= Beginning of Section =

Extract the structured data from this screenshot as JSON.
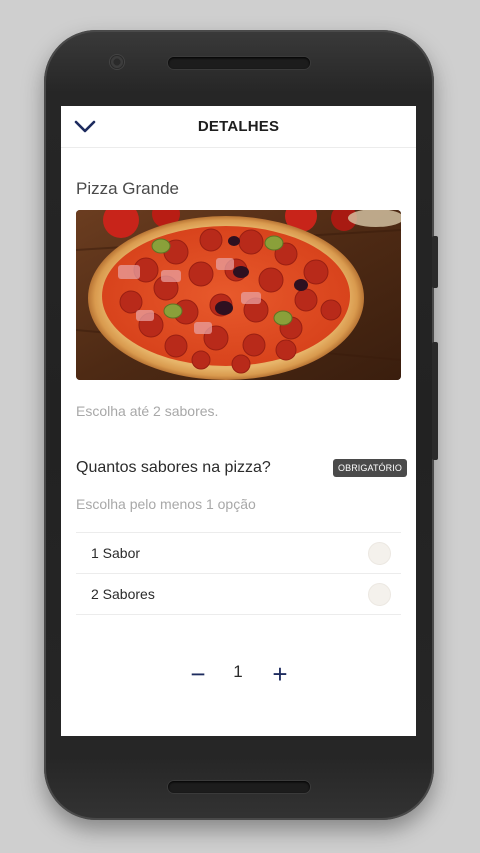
{
  "header": {
    "title": "DETALHES",
    "back_icon": "chevron-down-icon"
  },
  "product": {
    "name": "Pizza Grande",
    "image": "pepperoni-pizza-photo",
    "hint": "Escolha até 2 sabores."
  },
  "question": {
    "title": "Quantos sabores na pizza?",
    "badge": "OBRIGATÓRIO",
    "hint": "Escolha pelo menos 1 opção",
    "options": [
      {
        "label": "1 Sabor",
        "selected": false
      },
      {
        "label": "2 Sabores",
        "selected": false
      }
    ]
  },
  "quantity": {
    "minus": "−",
    "value": "1",
    "plus": "+"
  },
  "colors": {
    "accent": "#1d2b5e",
    "badge_bg": "#4a4a4a",
    "hint_text": "#a8a8a8"
  }
}
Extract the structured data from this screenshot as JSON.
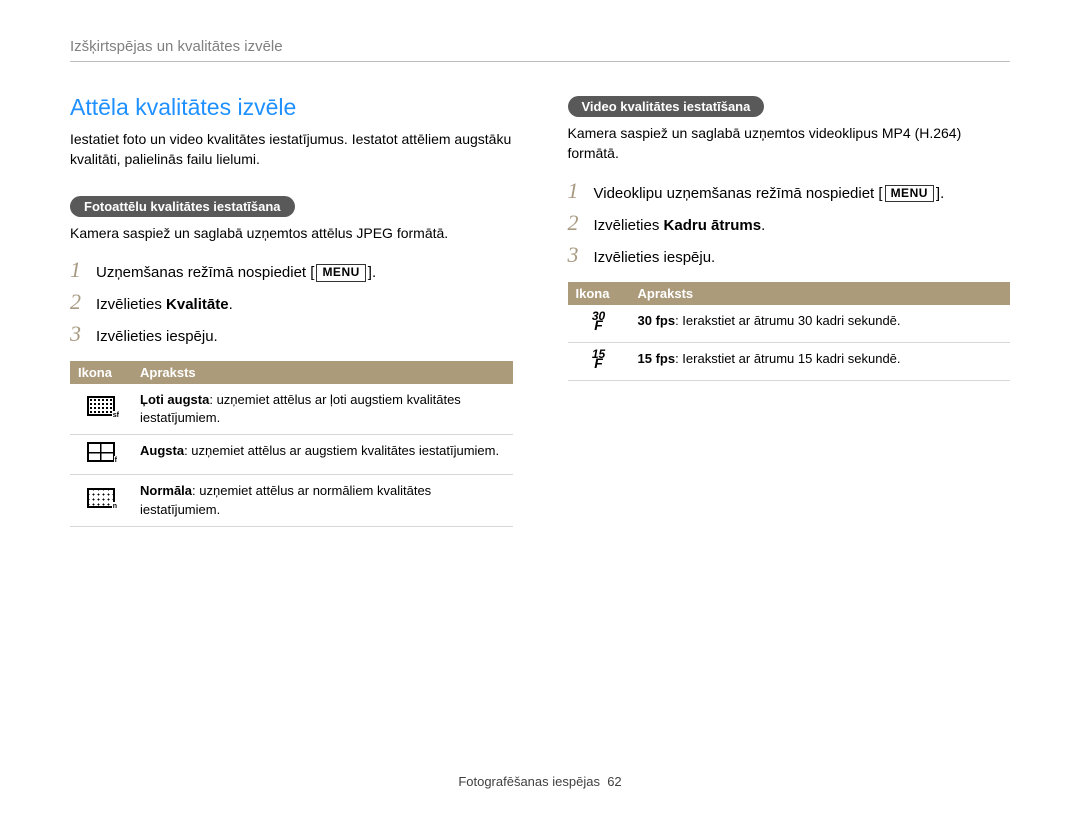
{
  "header": "Izšķirtspējas un kvalitātes izvēle",
  "title": "Attēla kvalitātes izvēle",
  "intro": "Iestatiet foto un video kvalitātes iestatījumus. Iestatot attēliem augstāku kvalitāti, palielinās failu lielumi.",
  "menu_label": "MENU",
  "left": {
    "pill": "Fotoattēlu kvalitātes iestatīšana",
    "sub": "Kamera saspiež un saglabā uzņemtos attēlus JPEG formātā.",
    "step1_a": "Uzņemšanas režīmā nospiediet [",
    "step1_b": "].",
    "step2_a": "Izvēlieties ",
    "step2_bold": "Kvalitāte",
    "step2_b": ".",
    "step3": "Izvēlieties iespēju.",
    "th_icon": "Ikona",
    "th_desc": "Apraksts",
    "rows": [
      {
        "bold": "Ļoti augsta",
        "rest": ": uzņemiet attēlus ar ļoti augstiem kvalitātes iestatījumiem."
      },
      {
        "bold": "Augsta",
        "rest": ": uzņemiet attēlus ar augstiem kvalitātes iestatījumiem."
      },
      {
        "bold": "Normāla",
        "rest": ": uzņemiet attēlus ar normāliem kvalitātes iestatījumiem."
      }
    ]
  },
  "right": {
    "pill": "Video kvalitātes iestatīšana",
    "sub": "Kamera saspiež un saglabā uzņemtos videoklipus MP4 (H.264) formātā.",
    "step1_a": "Videoklipu uzņemšanas režīmā nospiediet [",
    "step1_b": "].",
    "step2_a": "Izvēlieties ",
    "step2_bold": "Kadru ātrums",
    "step2_b": ".",
    "step3": "Izvēlieties iespēju.",
    "th_icon": "Ikona",
    "th_desc": "Apraksts",
    "rows": [
      {
        "num": "30",
        "bold": "30 fps",
        "rest": ": Ierakstiet ar ātrumu 30 kadri sekundē."
      },
      {
        "num": "15",
        "bold": "15 fps",
        "rest": ": Ierakstiet ar ātrumu 15 kadri sekundē."
      }
    ]
  },
  "chart_data": {
    "type": "table",
    "tables": [
      {
        "title": "Fotoattēlu kvalitātes iestatīšana",
        "columns": [
          "Ikona",
          "Apraksts"
        ],
        "rows": [
          [
            "super-fine",
            "Ļoti augsta: uzņemiet attēlus ar ļoti augstiem kvalitātes iestatījumiem."
          ],
          [
            "fine",
            "Augsta: uzņemiet attēlus ar augstiem kvalitātes iestatījumiem."
          ],
          [
            "normal",
            "Normāla: uzņemiet attēlus ar normāliem kvalitātes iestatījumiem."
          ]
        ]
      },
      {
        "title": "Video kvalitātes iestatīšana",
        "columns": [
          "Ikona",
          "Apraksts"
        ],
        "rows": [
          [
            "30F",
            "30 fps: Ierakstiet ar ātrumu 30 kadri sekundē."
          ],
          [
            "15F",
            "15 fps: Ierakstiet ar ātrumu 15 kadri sekundē."
          ]
        ]
      }
    ]
  },
  "footer_label": "Fotografēšanas iespējas",
  "footer_page": "62"
}
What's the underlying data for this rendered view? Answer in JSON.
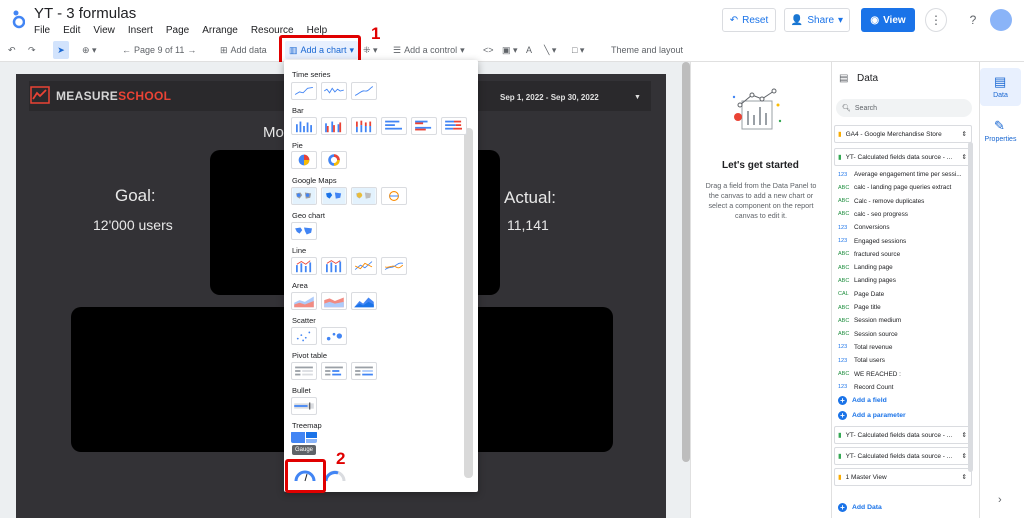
{
  "app": {
    "title": "YT - 3 formulas",
    "menu": [
      "File",
      "Edit",
      "View",
      "Insert",
      "Page",
      "Arrange",
      "Resource",
      "Help"
    ],
    "reset_label": "Reset",
    "share_label": "Share",
    "view_label": "View"
  },
  "toolbar": {
    "page_indicator": "Page 9 of 11",
    "add_data": "Add data",
    "add_chart": "Add a chart",
    "add_control": "Add a control",
    "theme_layout": "Theme and layout"
  },
  "annotations": {
    "marker1": "1",
    "marker2": "2",
    "color": "#e00000"
  },
  "report": {
    "brand_a": "MEASURE",
    "brand_b": "SCHOOL",
    "date_range": "Sep 1, 2022 - Sep 30, 2022",
    "mo_text": "Mo",
    "goal_label": "Goal:",
    "goal_value": "12'000 users",
    "actual_label": "Actual:",
    "actual_value": "11,141"
  },
  "chart_menu": {
    "sections": [
      "Time series",
      "Bar",
      "Pie",
      "Google Maps",
      "Geo chart",
      "Line",
      "Area",
      "Scatter",
      "Pivot table",
      "Bullet",
      "Treemap"
    ],
    "tooltip": "Gauge"
  },
  "middle": {
    "title": "Let's get started",
    "desc": "Drag a field from the Data Panel to the canvas to add a new chart or select a component on the report canvas to edit it."
  },
  "data_panel": {
    "title": "Data",
    "search_placeholder": "Search",
    "sources": [
      "GA4 - Google Merchandise Store",
      "YT- Calculated fields data source - ..."
    ],
    "fields": [
      {
        "type": "123",
        "label": "Average engagement time per sessi..."
      },
      {
        "type": "ABC",
        "label": "calc - landing page queries extract"
      },
      {
        "type": "ABC",
        "label": "Calc - remove duplicates"
      },
      {
        "type": "ABC",
        "label": "calc - seo progress"
      },
      {
        "type": "123",
        "label": "Conversions"
      },
      {
        "type": "123",
        "label": "Engaged sessions"
      },
      {
        "type": "ABC",
        "label": "fractured source"
      },
      {
        "type": "ABC",
        "label": "Landing page"
      },
      {
        "type": "ABC",
        "label": "Landing pages"
      },
      {
        "type": "CAL",
        "label": "Page Date"
      },
      {
        "type": "ABC",
        "label": "Page title"
      },
      {
        "type": "ABC",
        "label": "Session medium"
      },
      {
        "type": "ABC",
        "label": "Session source"
      },
      {
        "type": "123",
        "label": "Total revenue"
      },
      {
        "type": "123",
        "label": "Total users"
      },
      {
        "type": "ABC",
        "label": "WE REACHED :"
      },
      {
        "type": "123",
        "label": "Record Count"
      }
    ],
    "add_field": "Add a field",
    "add_parameter": "Add a parameter",
    "more_sources": [
      "YT- Calculated fields data source - ...",
      "YT- Calculated fields data source - ...",
      "1 Master View"
    ],
    "add_data": "Add Data"
  },
  "rail": {
    "data_label": "Data",
    "properties_label": "Properties"
  }
}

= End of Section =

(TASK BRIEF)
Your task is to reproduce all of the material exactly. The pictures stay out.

(SOLUTION FOR THIS PROBLEM)
Extract the structured data from this screenshot as JSON.
{
  "header": {
    "title": "DETALHES",
    "back_icon": "chevron-down-icon"
  },
  "product": {
    "name": "Pizza Grande",
    "image": "pepperoni-pizza-photo",
    "hint": "Escolha até 2 sabores."
  },
  "question": {
    "title": "Quantos sabores na pizza?",
    "badge": "OBRIGATÓRIO",
    "hint": "Escolha pelo menos 1 opção",
    "options": [
      {
        "label": "1 Sabor",
        "selected": false
      },
      {
        "label": "2 Sabores",
        "selected": false
      }
    ]
  },
  "quantity": {
    "minus": "−",
    "value": "1",
    "plus": "+"
  },
  "colors": {
    "accent": "#1d2b5e",
    "badge_bg": "#4a4a4a",
    "hint_text": "#a8a8a8"
  }
}
Extract the structured data from this screenshot as JSON.
{
  "header": "Izšķirtspējas un kvalitātes izvēle",
  "title": "Attēla kvalitātes izvēle",
  "intro": "Iestatiet foto un video kvalitātes iestatījumus. Iestatot attēliem augstāku kvalitāti, palielinās failu lielumi.",
  "menu_label": "MENU",
  "left": {
    "pill": "Fotoattēlu kvalitātes iestatīšana",
    "sub": "Kamera saspiež un saglabā uzņemtos attēlus JPEG formātā.",
    "step1_a": "Uzņemšanas režīmā nospiediet [",
    "step1_b": "].",
    "step2_a": "Izvēlieties ",
    "step2_bold": "Kvalitāte",
    "step2_b": ".",
    "step3": "Izvēlieties iespēju.",
    "th_icon": "Ikona",
    "th_desc": "Apraksts",
    "rows": [
      {
        "bold": "Ļoti augsta",
        "rest": ": uzņemiet attēlus ar ļoti augstiem kvalitātes iestatījumiem."
      },
      {
        "bold": "Augsta",
        "rest": ": uzņemiet attēlus ar augstiem kvalitātes iestatījumiem."
      },
      {
        "bold": "Normāla",
        "rest": ": uzņemiet attēlus ar normāliem kvalitātes iestatījumiem."
      }
    ]
  },
  "right": {
    "pill": "Video kvalitātes iestatīšana",
    "sub": "Kamera saspiež un saglabā uzņemtos videoklipus MP4 (H.264) formātā.",
    "step1_a": "Videoklipu uzņemšanas režīmā nospiediet [",
    "step1_b": "].",
    "step2_a": "Izvēlieties ",
    "step2_bold": "Kadru ātrums",
    "step2_b": ".",
    "step3": "Izvēlieties iespēju.",
    "th_icon": "Ikona",
    "th_desc": "Apraksts",
    "rows": [
      {
        "num": "30",
        "bold": "30 fps",
        "rest": ": Ierakstiet ar ātrumu 30 kadri sekundē."
      },
      {
        "num": "15",
        "bold": "15 fps",
        "rest": ": Ierakstiet ar ātrumu 15 kadri sekundē."
      }
    ]
  },
  "chart_data": {
    "type": "table",
    "tables": [
      {
        "title": "Fotoattēlu kvalitātes iestatīšana",
        "columns": [
          "Ikona",
          "Apraksts"
        ],
        "rows": [
          [
            "super-fine",
            "Ļoti augsta: uzņemiet attēlus ar ļoti augstiem kvalitātes iestatījumiem."
          ],
          [
            "fine",
            "Augsta: uzņemiet attēlus ar augstiem kvalitātes iestatījumiem."
          ],
          [
            "normal",
            "Normāla: uzņemiet attēlus ar normāliem kvalitātes iestatījumiem."
          ]
        ]
      },
      {
        "title": "Video kvalitātes iestatīšana",
        "columns": [
          "Ikona",
          "Apraksts"
        ],
        "rows": [
          [
            "30F",
            "30 fps: Ierakstiet ar ātrumu 30 kadri sekundē."
          ],
          [
            "15F",
            "15 fps: Ierakstiet ar ātrumu 15 kadri sekundē."
          ]
        ]
      }
    ]
  },
  "footer_label": "Fotografēšanas iespējas",
  "footer_page": "62"
}
What's the underlying data for this rendered view? Answer in JSON.
{
  "app": {
    "title": "YT - 3 formulas",
    "menu": [
      "File",
      "Edit",
      "View",
      "Insert",
      "Page",
      "Arrange",
      "Resource",
      "Help"
    ],
    "reset_label": "Reset",
    "share_label": "Share",
    "view_label": "View"
  },
  "toolbar": {
    "page_indicator": "Page 9 of 11",
    "add_data": "Add data",
    "add_chart": "Add a chart",
    "add_control": "Add a control",
    "theme_layout": "Theme and layout"
  },
  "annotations": {
    "marker1": "1",
    "marker2": "2",
    "color": "#e00000"
  },
  "report": {
    "brand_a": "MEASURE",
    "brand_b": "SCHOOL",
    "date_range": "Sep 1, 2022 - Sep 30, 2022",
    "mo_text": "Mo",
    "goal_label": "Goal:",
    "goal_value": "12'000 users",
    "actual_label": "Actual:",
    "actual_value": "11,141"
  },
  "chart_menu": {
    "sections": [
      "Time series",
      "Bar",
      "Pie",
      "Google Maps",
      "Geo chart",
      "Line",
      "Area",
      "Scatter",
      "Pivot table",
      "Bullet",
      "Treemap"
    ],
    "tooltip": "Gauge"
  },
  "middle": {
    "title": "Let's get started",
    "desc": "Drag a field from the Data Panel to the canvas to add a new chart or select a component on the report canvas to edit it."
  },
  "data_panel": {
    "title": "Data",
    "search_placeholder": "Search",
    "sources": [
      "GA4 - Google Merchandise Store",
      "YT- Calculated fields data source - ..."
    ],
    "fields": [
      {
        "type": "123",
        "label": "Average engagement time per sessi..."
      },
      {
        "type": "ABC",
        "label": "calc - landing page queries extract"
      },
      {
        "type": "ABC",
        "label": "Calc - remove duplicates"
      },
      {
        "type": "ABC",
        "label": "calc - seo progress"
      },
      {
        "type": "123",
        "label": "Conversions"
      },
      {
        "type": "123",
        "label": "Engaged sessions"
      },
      {
        "type": "ABC",
        "label": "fractured source"
      },
      {
        "type": "ABC",
        "label": "Landing page"
      },
      {
        "type": "ABC",
        "label": "Landing pages"
      },
      {
        "type": "CAL",
        "label": "Page Date"
      },
      {
        "type": "ABC",
        "label": "Page title"
      },
      {
        "type": "ABC",
        "label": "Session medium"
      },
      {
        "type": "ABC",
        "label": "Session source"
      },
      {
        "type": "123",
        "label": "Total revenue"
      },
      {
        "type": "123",
        "label": "Total users"
      },
      {
        "type": "ABC",
        "label": "WE REACHED :"
      },
      {
        "type": "123",
        "label": "Record Count"
      }
    ],
    "add_field": "Add a field",
    "add_parameter": "Add a parameter",
    "more_sources": [
      "YT- Calculated fields data source - ...",
      "YT- Calculated fields data source - ...",
      "1 Master View"
    ],
    "add_data": "Add Data"
  },
  "rail": {
    "data_label": "Data",
    "properties_label": "Properties"
  }
}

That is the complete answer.